Software development organizations adopting Scrum have struggled to apply it to big projects with multiple teams. Dan Rawsthorne is frequently asked, “What does ‘big’ Scrum look like?” Because no two organizations are alike, this simple question does not have a simple answer. However, Dan has discovered patterns that are common in organizations that successfully implement “big” scrum. The first pattern he explores-Product Owner Team-allows the organization to handle agility up and down the hierarchy.
Agile Development Conference & Better Software Conference West 2012
Traditional performance evaluations, which focus solely on individual performance, create a “chasm of disconnect” for agile team members. Because agile is all about team performance and trust, the typical HR performance evaluation system is not congruent with agile development. Based on his practical experience leading agile teams, Michael Hall explores how measurements drive behavior, why team measurement is important, what to measure, and what not to measure.
Product owners create stories they believe are ready for development. Developers accept and then estimate stories that are not really ready to be started. This disconnect between being “ready” and “really ready” results in miscommunication and frustration. For example, story development can take much longer than original estimates because of the details and “sad paths” that were not expressed in the story. Ken Pugh describes how to turn vague acceptance criteria into specific acceptance tests.
Knowing the rules of chess doesn’t equip you with strategies to win the game-much less make you a chess master. In the same way, many Scrum teams and their organizations know the rules but never consider longer-term strategies for getting the most out of Scrum. Sadly, of the thousands of organizations using Scrum, only a small fraction realizes Scrum’s true potential. To help address this epidemic and offer teams and companies ways to get more out of Scrum, the Scrum Framework has been codified in the Scrum Guide 2011.
Because the mobile market is extremely dynamic, maintaining consistent application quality is always difficult. Managing the risk exposures with mobile apps and embedded software requires comprehensive testing of a wide variety of platforms operating on multiple networks.
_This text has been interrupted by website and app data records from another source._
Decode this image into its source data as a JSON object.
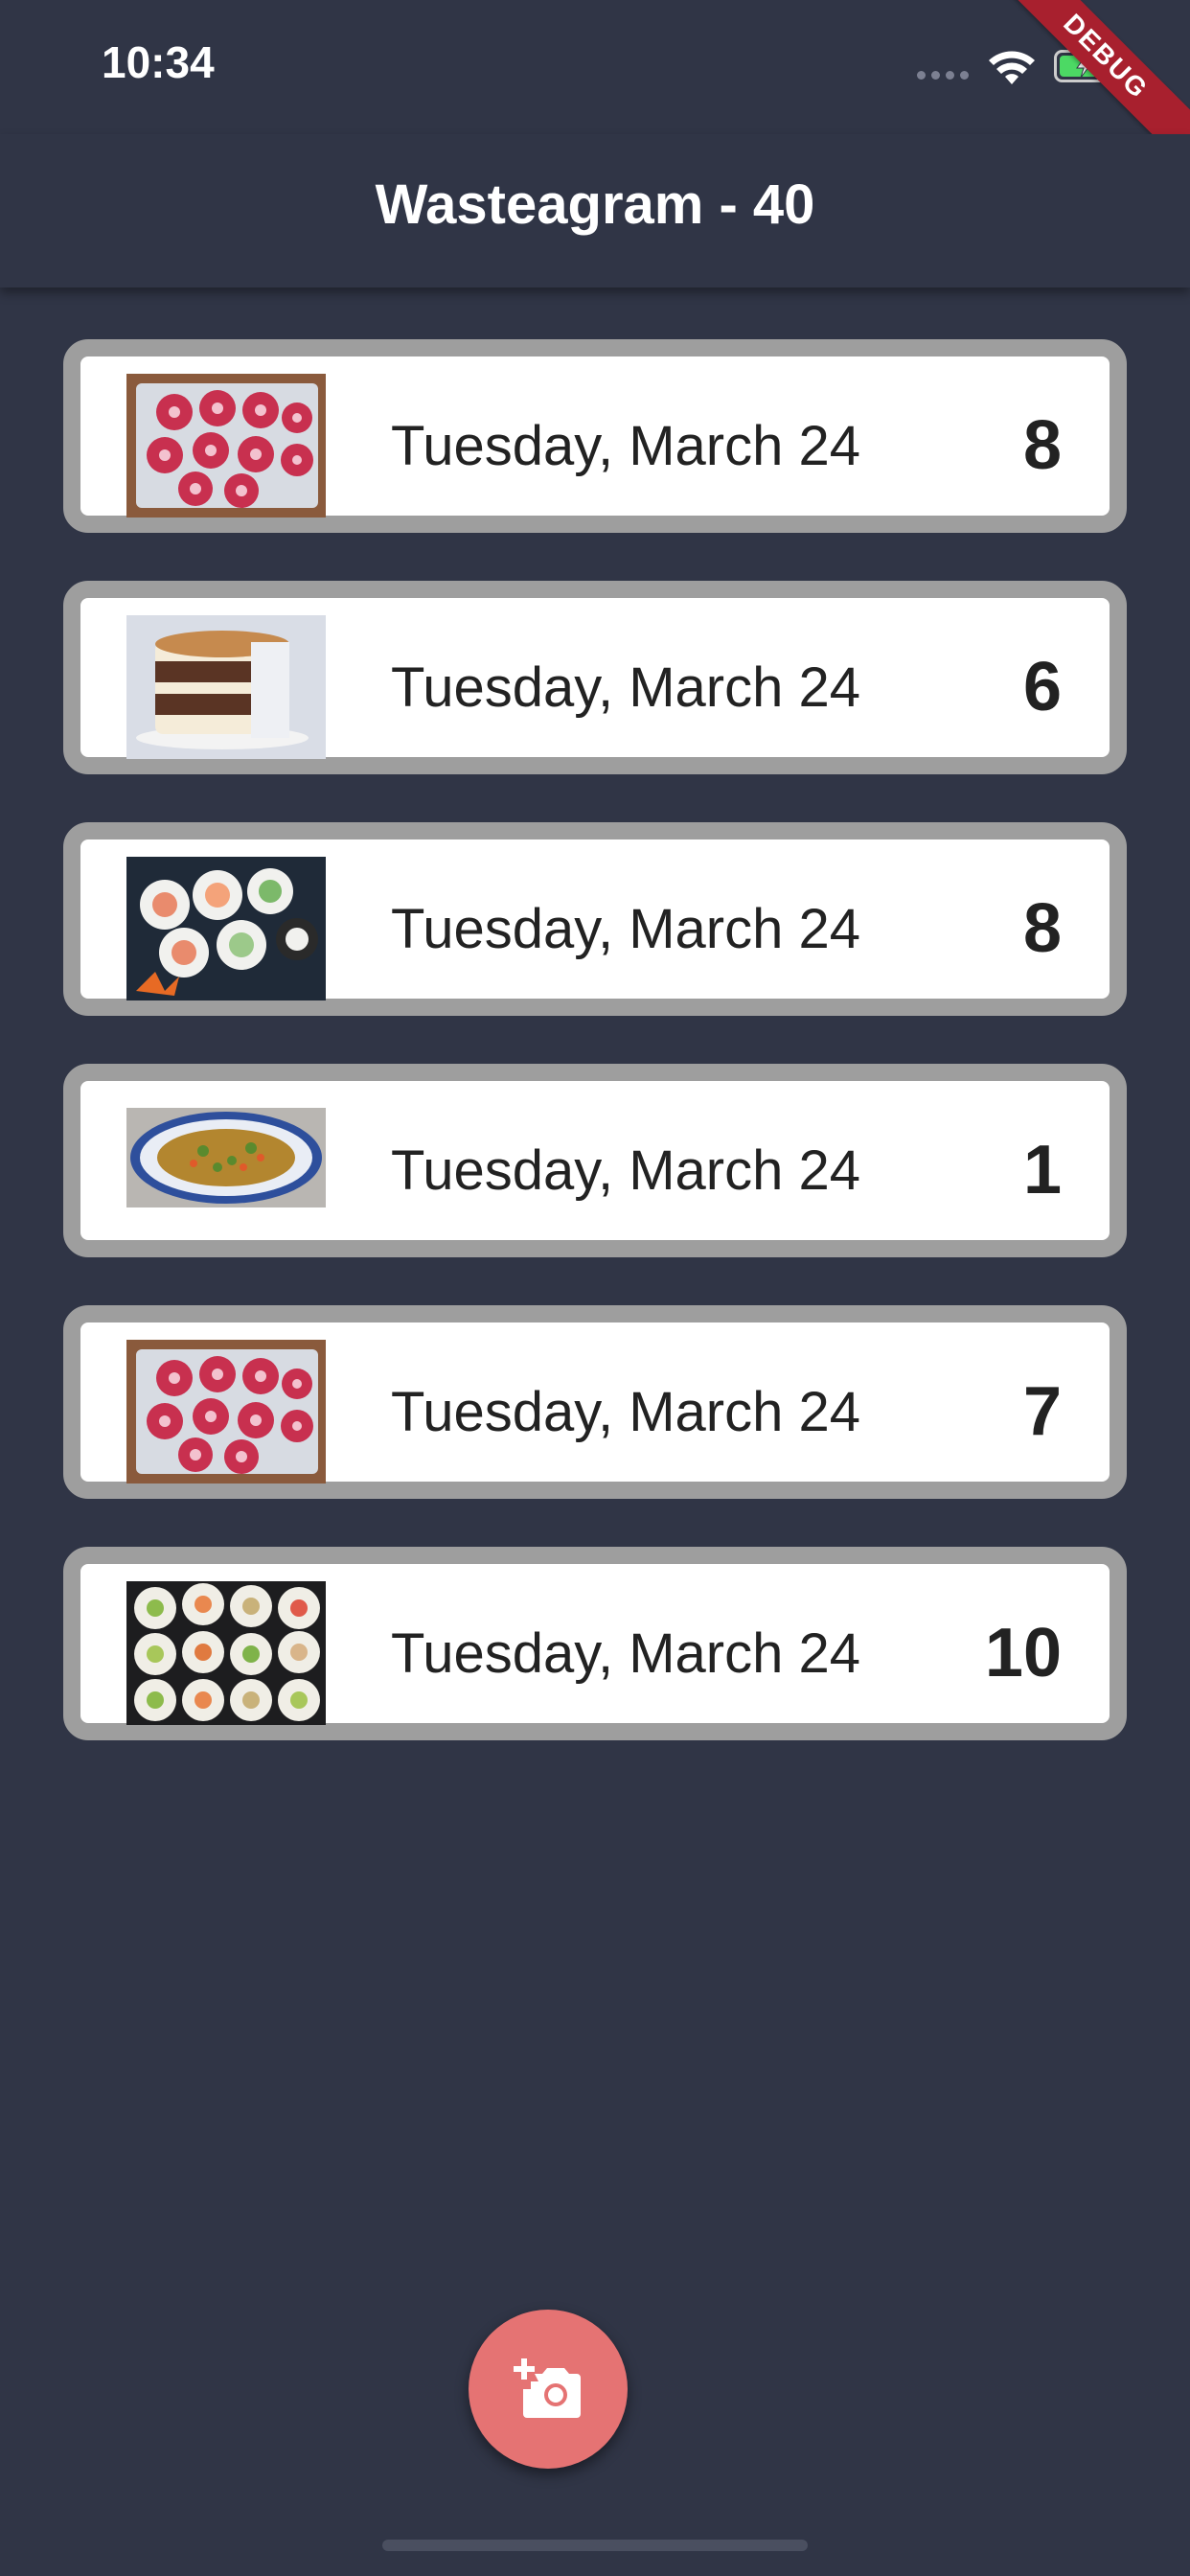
{
  "status_bar": {
    "time": "10:34",
    "debug_label": "DEBUG"
  },
  "app_bar": {
    "title": "Wasteagram - 40"
  },
  "entries": [
    {
      "date": "Tuesday, March 24",
      "count": "8",
      "photo": "donuts-photo"
    },
    {
      "date": "Tuesday, March 24",
      "count": "6",
      "photo": "cake-photo"
    },
    {
      "date": "Tuesday, March 24",
      "count": "8",
      "photo": "sushi-rolls-photo"
    },
    {
      "date": "Tuesday, March 24",
      "count": "1",
      "photo": "salad-platter-photo"
    },
    {
      "date": "Tuesday, March 24",
      "count": "7",
      "photo": "donuts-photo"
    },
    {
      "date": "Tuesday, March 24",
      "count": "10",
      "photo": "sushi-platter-photo"
    }
  ],
  "fab": {
    "icon": "add-a-photo-icon"
  },
  "colors": {
    "background": "#303546",
    "card_border": "#9e9e9e",
    "fab": "#e57373",
    "debug_ribbon": "#a8202e"
  }
}
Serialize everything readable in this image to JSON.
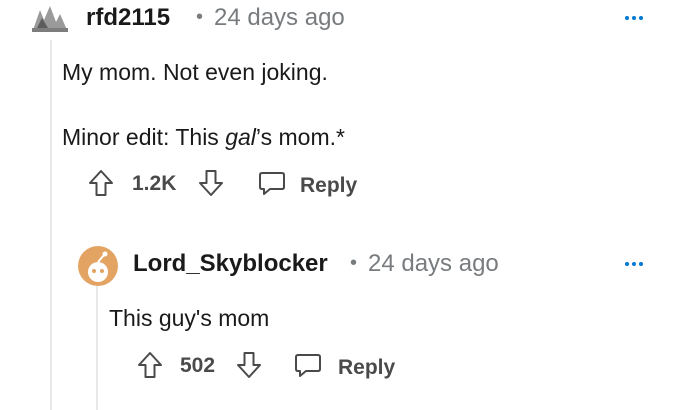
{
  "comment": {
    "username": "rfd2115",
    "separator": "•",
    "timestamp": "24 days ago",
    "body_line1": "My mom. Not even joking.",
    "body_line2_prefix": "Minor edit: This ",
    "body_line2_italic": "gal",
    "body_line2_suffix": "’s mom.*",
    "score": "1.2K",
    "reply_label": "Reply"
  },
  "reply": {
    "username": "Lord_Skyblocker",
    "separator": "•",
    "timestamp": "24 days ago",
    "body": "This guy's mom",
    "score": "502",
    "reply_label": "Reply"
  },
  "colors": {
    "accent": "#0079d3",
    "avatar_orange": "#e3a463",
    "text": "#1a1a1b",
    "muted": "#787c7e"
  }
}
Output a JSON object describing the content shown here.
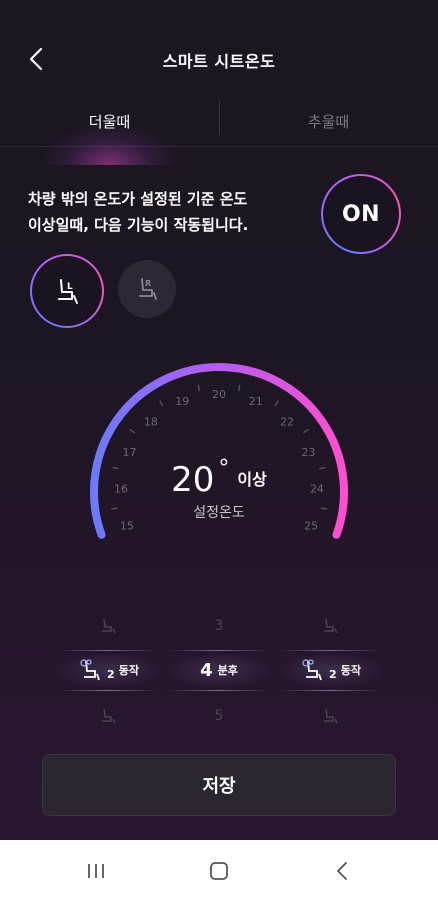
{
  "header": {
    "title": "스마트 시트온도"
  },
  "tabs": [
    {
      "label": "더울때",
      "active": true
    },
    {
      "label": "추울때",
      "active": false
    }
  ],
  "description": {
    "line1": "차량 밖의 온도가 설정된 기준 온도",
    "line2": "이상일때, 다음 기능이 작동됩니다."
  },
  "toggle": {
    "label": "ON"
  },
  "seats": [
    {
      "icon": "seat-left-icon",
      "selected": true
    },
    {
      "icon": "seat-right-icon",
      "selected": false
    }
  ],
  "gauge": {
    "ticks": [
      "15",
      "16",
      "17",
      "18",
      "19",
      "20",
      "21",
      "22",
      "23",
      "24",
      "25"
    ],
    "value": "20",
    "degree": "°",
    "suffix": "이상",
    "caption": "설정온도",
    "min": 15,
    "max": 25,
    "current": 20,
    "colors": {
      "start": "#6b7bff",
      "mid": "#b65cf0",
      "end": "#ff4fd0",
      "track": "#2a2430"
    }
  },
  "picker": {
    "left": {
      "above_icon": "seat-vent-icon",
      "selected_value": "2",
      "selected_suffix": "동작",
      "below_icon": "seat-vent-icon"
    },
    "center": {
      "above": "3",
      "selected_value": "4",
      "selected_suffix": "분후",
      "below": "5"
    },
    "right": {
      "above_icon": "seat-vent-icon",
      "selected_value": "2",
      "selected_suffix": "동작",
      "below_icon": "seat-vent-icon"
    }
  },
  "save": {
    "label": "저장"
  },
  "navbar": {
    "items": [
      "recent-apps",
      "home",
      "back"
    ]
  }
}
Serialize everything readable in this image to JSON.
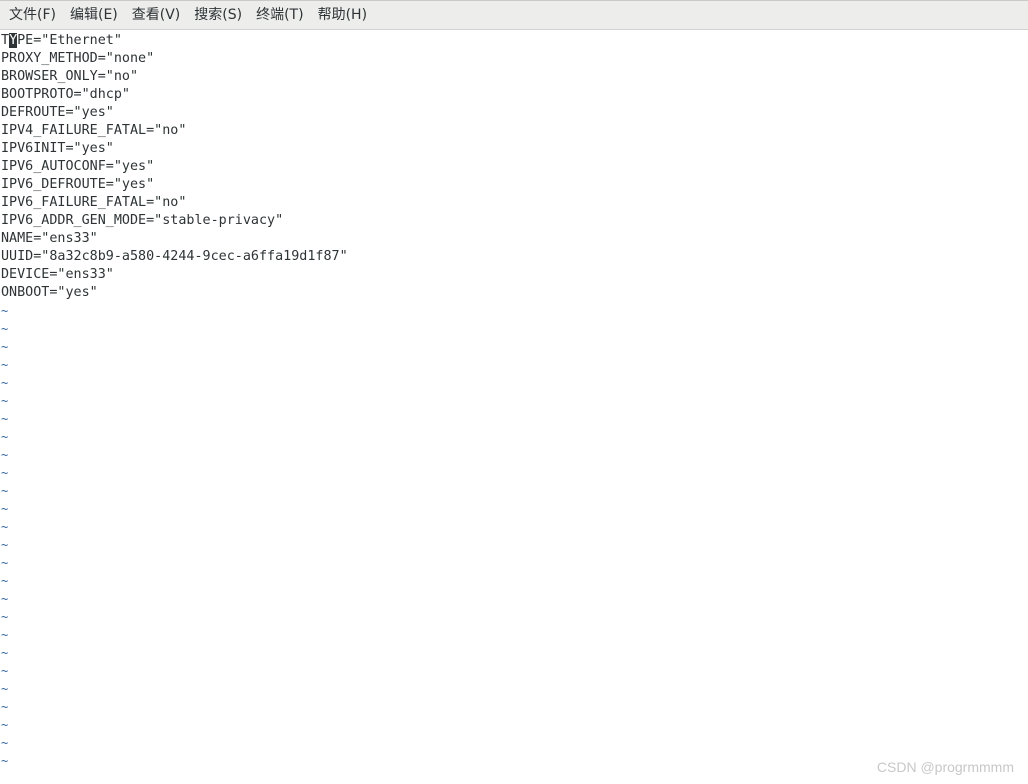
{
  "menubar": {
    "items": [
      {
        "label": "文件(F)"
      },
      {
        "label": "编辑(E)"
      },
      {
        "label": "查看(V)"
      },
      {
        "label": "搜索(S)"
      },
      {
        "label": "终端(T)"
      },
      {
        "label": "帮助(H)"
      }
    ]
  },
  "terminal": {
    "first_line": {
      "before_cursor": "T",
      "cursor_char": "Y",
      "after_cursor": "PE=\"Ethernet\""
    },
    "lines": [
      "PROXY_METHOD=\"none\"",
      "BROWSER_ONLY=\"no\"",
      "BOOTPROTO=\"dhcp\"",
      "DEFROUTE=\"yes\"",
      "IPV4_FAILURE_FATAL=\"no\"",
      "IPV6INIT=\"yes\"",
      "IPV6_AUTOCONF=\"yes\"",
      "IPV6_DEFROUTE=\"yes\"",
      "IPV6_FAILURE_FATAL=\"no\"",
      "IPV6_ADDR_GEN_MODE=\"stable-privacy\"",
      "NAME=\"ens33\"",
      "UUID=\"8a32c8b9-a580-4244-9cec-a6ffa19d1f87\"",
      "DEVICE=\"ens33\"",
      "ONBOOT=\"yes\""
    ],
    "empty_line_marker": "~",
    "empty_lines_count": 26
  },
  "watermark": {
    "text": "CSDN @progrmmmm"
  },
  "colors": {
    "menubar_bg": "#ededec",
    "text": "#2e3436",
    "tilde": "#3465a4",
    "watermark": "#c8c8c8"
  }
}
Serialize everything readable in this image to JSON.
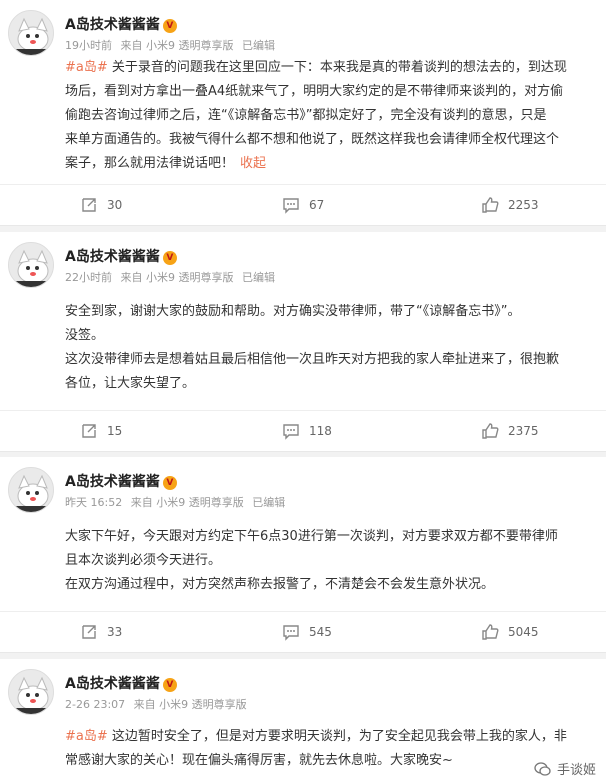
{
  "posts": [
    {
      "author": "A岛技术酱酱酱",
      "time": "19小时前",
      "device": "来自 小米9 透明尊享版",
      "edited": "已编辑",
      "tag": "#a岛#",
      "lines": [
        "关于录音的问题我在这里回应一下：本来我是真的带着谈判的想法去的，到达现",
        "场后，看到对方拿出一叠A4纸就来气了，明明大家约定的是不带律师来谈判的，对方偷",
        "偷跑去咨询过律师之后，连“《谅解备忘书》”都拟定好了，完全没有谈判的意思，只是",
        "来单方面通告的。我被气得什么都不想和他说了，既然这样我也会请律师全权代理这个",
        "案子，那么就用法律说话吧！"
      ],
      "collapse": "收起",
      "reposts": "30",
      "comments": "67",
      "likes": "2253"
    },
    {
      "author": "A岛技术酱酱酱",
      "time": "22小时前",
      "device": "来自 小米9 透明尊享版",
      "edited": "已编辑",
      "lines": [
        "安全到家，谢谢大家的鼓励和帮助。对方确实没带律师，带了“《谅解备忘书》”。",
        "没签。",
        "这次没带律师去是想着姑且最后相信他一次且昨天对方把我的家人牵扯进来了，很抱歉",
        "各位，让大家失望了。"
      ],
      "reposts": "15",
      "comments": "118",
      "likes": "2375"
    },
    {
      "author": "A岛技术酱酱酱",
      "time": "昨天 16:52",
      "device": "来自 小米9 透明尊享版",
      "edited": "已编辑",
      "lines": [
        "大家下午好，今天跟对方约定下午6点30进行第一次谈判，对方要求双方都不要带律师",
        "且本次谈判必须今天进行。",
        "在双方沟通过程中，对方突然声称去报警了，不清楚会不会发生意外状况。"
      ],
      "reposts": "33",
      "comments": "545",
      "likes": "5045"
    },
    {
      "author": "A岛技术酱酱酱",
      "time": "2-26 23:07",
      "device": "来自 小米9 透明尊享版",
      "tag": "#a岛#",
      "lines": [
        "这边暂时安全了，但是对方要求明天谈判，为了安全起见我会带上我的家人，非",
        "常感谢大家的关心！现在偏头痛得厉害，就先去休息啦。大家晚安~"
      ]
    }
  ],
  "watermark": "手谈姬",
  "icons": {
    "repost": "repost-icon",
    "comment": "comment-icon",
    "like": "thumbs-up-icon",
    "badge": "verified-badge-icon"
  },
  "colors": {
    "accent": "#eb7350",
    "badge": "#f7a316"
  }
}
Testers have to contend with short development cycles that require continuous QA efforts.
It is easy to find a million ways that software development and project managers can let down their teams and their projects. Ken Whitaker has identified seven pragmatic leadership tips and techniques you can use to build and sustain a great team that consistently delivers great software.
Adopting agile is often a difficult proposition with many variables and sometimes uneven results. Recognizing when your adoption isn't working well and taking pro-active actions to put it back on track are essential. So, how do you know if your adoption is proceeding through rough but expected waters or running the risk of failing? Thomas Stiehm describes the signs of serious adoption problems and the steps you can take to fix them.
Just as John Steinbeck was able to identify the complex system of tides, eddies, and other currents that bring nutrients to support life in the Pacific Ocean, you need to do the same for the complex human system that builds software products. Ray Arell argues that development productivity can increase only when you enable developers to grow and master the craftsmanship around their work.
Specification by Example is a collaborative approach for constructing executable requirements. Examples demonstrate how the system should operate through the eyes of its users and shows understanding of the application’s functions. Michael Connolly demonstrates the practical and easy-to-implement Specification by Example method which he uses to write user stories and acceptance criteria.
Businesses demand high levels of product quality, development productivity, planning reliability, employee satisfaction, and customer loyalty. And yet, people and organizations often ignore all those goals and focus on building systems with as many features as possible delivered by a specific due date. When the work is complete, retrospectives surface the dissatisfaction concerning missed dates, poor quality, technical debt, and more.